When it comes to the bedroom, lightning up might not be so hot. Numerous studies2 have linked smoking to erectile dysfunction. Smoking restricts blood flow in your veins and arteries, and proper blood flow is essential for erectile function. If you smoke, you are at greater risk of developing this condition.
If you are considering having a family, smoking might keep you from that goal. One study3 compared semen from smokers to semen of non-smokers and found that smokers suffered from the following complications:
- low testosterone
- low sperm motility
- impaired sperm fertilizing capacity
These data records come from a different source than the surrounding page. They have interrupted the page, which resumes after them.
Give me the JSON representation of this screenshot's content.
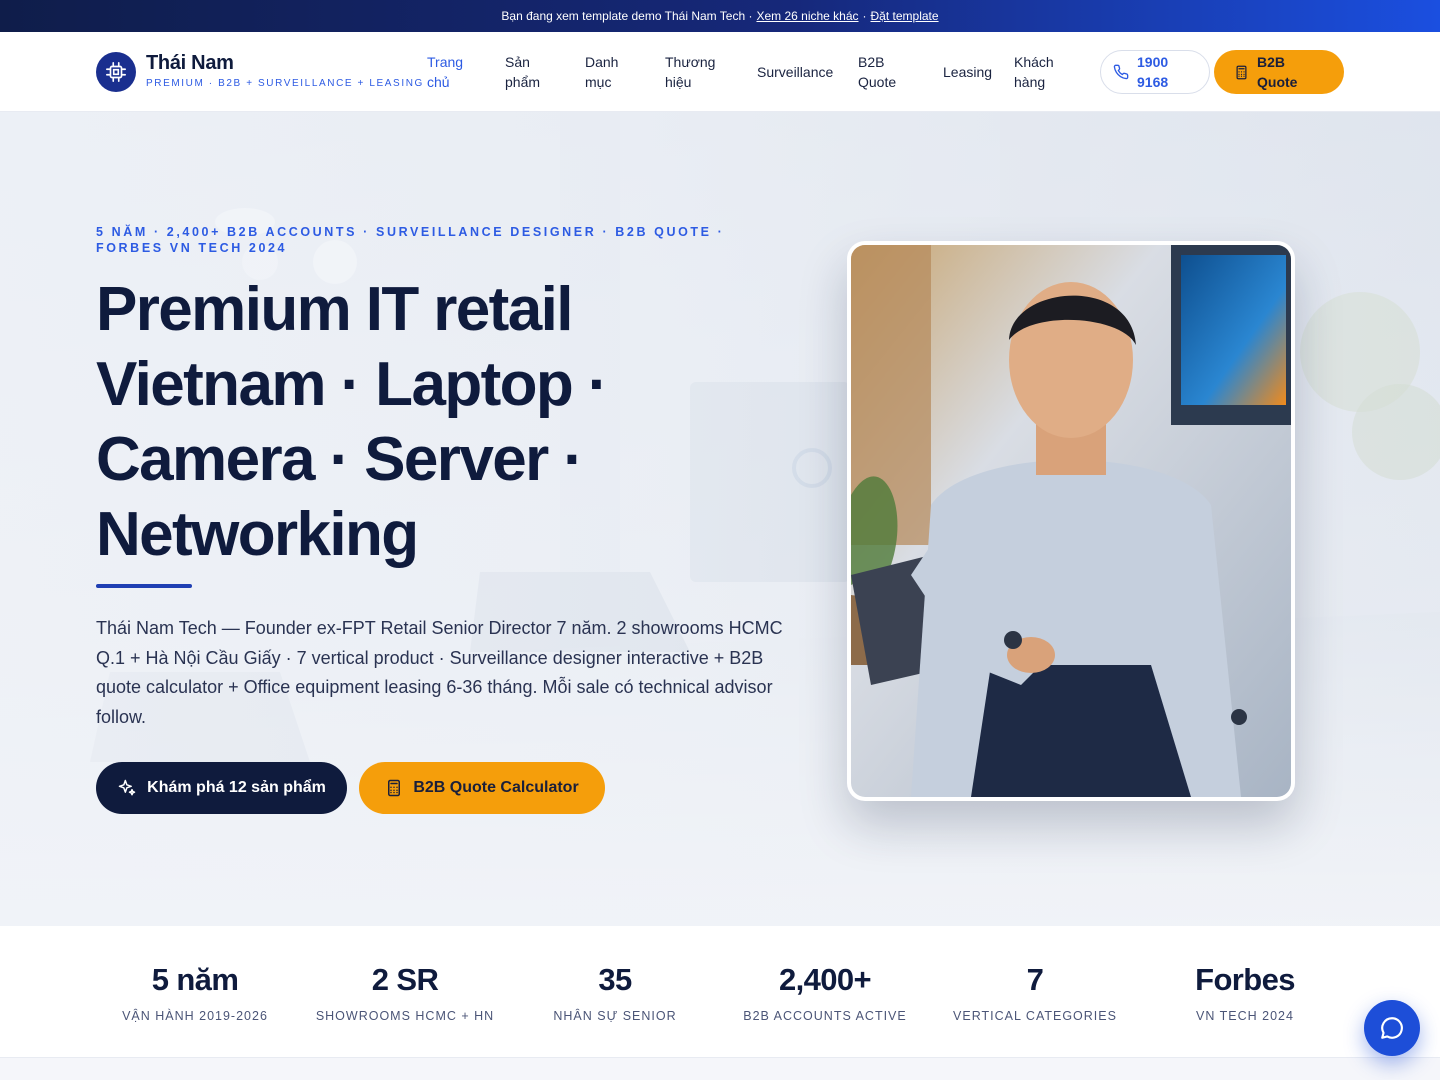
{
  "topbar": {
    "text": "Bạn đang xem template demo Thái Nam Tech ·",
    "link_more": "Xem 26 niche khác",
    "separator": "·",
    "link_order": "Đặt template"
  },
  "brand": {
    "name": "Thái Nam",
    "tagline": "PREMIUM · B2B + SURVEILLANCE + LEASING",
    "logo_icon": "chip-icon"
  },
  "nav": {
    "items": [
      {
        "line1": "Trang",
        "line2": "chủ",
        "active": true
      },
      {
        "line1": "Sản",
        "line2": "phẩm"
      },
      {
        "line1": "Danh",
        "line2": "mục"
      },
      {
        "line1": "Thương",
        "line2": "hiệu"
      },
      {
        "line1": "Surveillance"
      },
      {
        "line1": "B2B",
        "line2": "Quote"
      },
      {
        "line1": "Leasing"
      },
      {
        "line1": "Khách",
        "line2": "hàng"
      }
    ],
    "phone": {
      "line1": "1900",
      "line2": "9168",
      "icon": "phone-icon"
    },
    "quote": {
      "line1": "B2B",
      "line2": "Quote",
      "icon": "calculator-icon"
    }
  },
  "hero": {
    "eyebrow": "5 NĂM · 2,400+ B2B ACCOUNTS · SURVEILLANCE DESIGNER · B2B QUOTE · FORBES VN TECH 2024",
    "headline_lines": [
      "Premium IT retail",
      "Vietnam · Laptop ·",
      "Camera · Server ·",
      "Networking"
    ],
    "description": "Thái Nam Tech — Founder ex-FPT Retail Senior Director 7 năm. 2 showrooms HCMC Q.1 + Hà Nội Cầu Giấy · 7 vertical product · Surveillance designer interactive + B2B quote calculator + Office equipment leasing 6-36 tháng. Mỗi sale có technical advisor follow.",
    "cta_primary": "Khám phá 12 sản phẩm",
    "cta_primary_icon": "sparkles-icon",
    "cta_secondary": "B2B Quote Calculator",
    "cta_secondary_icon": "calculator-icon"
  },
  "stats": [
    {
      "value": "5 năm",
      "label": "VẬN HÀNH 2019-2026"
    },
    {
      "value": "2 SR",
      "label": "SHOWROOMS HCMC + HN"
    },
    {
      "value": "35",
      "label": "NHÂN SỰ SENIOR"
    },
    {
      "value": "2,400+",
      "label": "B2B ACCOUNTS ACTIVE"
    },
    {
      "value": "7",
      "label": "VERTICAL CATEGORIES"
    },
    {
      "value": "Forbes",
      "label": "VN TECH 2024"
    }
  ],
  "chat": {
    "icon": "chat-bubble-icon"
  },
  "colors": {
    "navy": "#0f1b3d",
    "blue_accent": "#2d5be3",
    "amber": "#f59e0b",
    "chat_blue": "#1d4ed8"
  }
}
According to one study done in Canada4, smoking was shown to increase the risk of testicular cancer. The researchers stated that “smoking to any degree was suggestive of an increased risk.” They additionally noted that there was “no association with age of initiation and no reduction of risk with smoking cessation.” So what does that mean for you? If you have ever smoked, at any age, for any length of time, you have increased your risk of testicular cancer. Even if you have stopped smoking, you have permanently elevated your risk. And the longer you smoke (the higher your pack-year ratio), the more you increase your risk.
So the next time you consider taking a smoking break, think instead of taking a break from smoking. If you won’t do it for your lungs, do it for the family jewels.
1. Centers for Disease Control and Prevention (2014). Health effects of cigarette smoking. Retrieved from http://www.cdc.gov/tobacco/data_statistics/fact_sheets/health_effects/effects_cig_smoking/
2. Gades, N. M., Nehra, A., Jacobson, D. J., McGree, M. E., Girman, C. J., Rhodes, T. . . . & Jacobsen, S. J. (2005). Association between Smoking and Erectile Dysfunction: A Population-based Study. Americal Journal of Epidemiology, 161(4), 346–351. doi: 10.1093/aje/kwi052
3. Sofikitis, N., Miyagawa, I., Dimitriadis, D., Zavos, P., Sikka, S., & Hellstrom, W. (1995). Effects of smoking on testicular function, semen quality and sperm fertilizing capacity. Journal of Urology, 154(3), 1030–4. Retrieved from http://www.ncbi.nlm.nih.gov/pubmed/7637048
4. Srivastava, A & Kreiger, N. (2004). Cigarette smoking and testicular cancer. Cancer Epidemiology, Biomarkers, and Prevention, 13; 49–54. doi: 10.1158/1055-9965.EPI-03-01330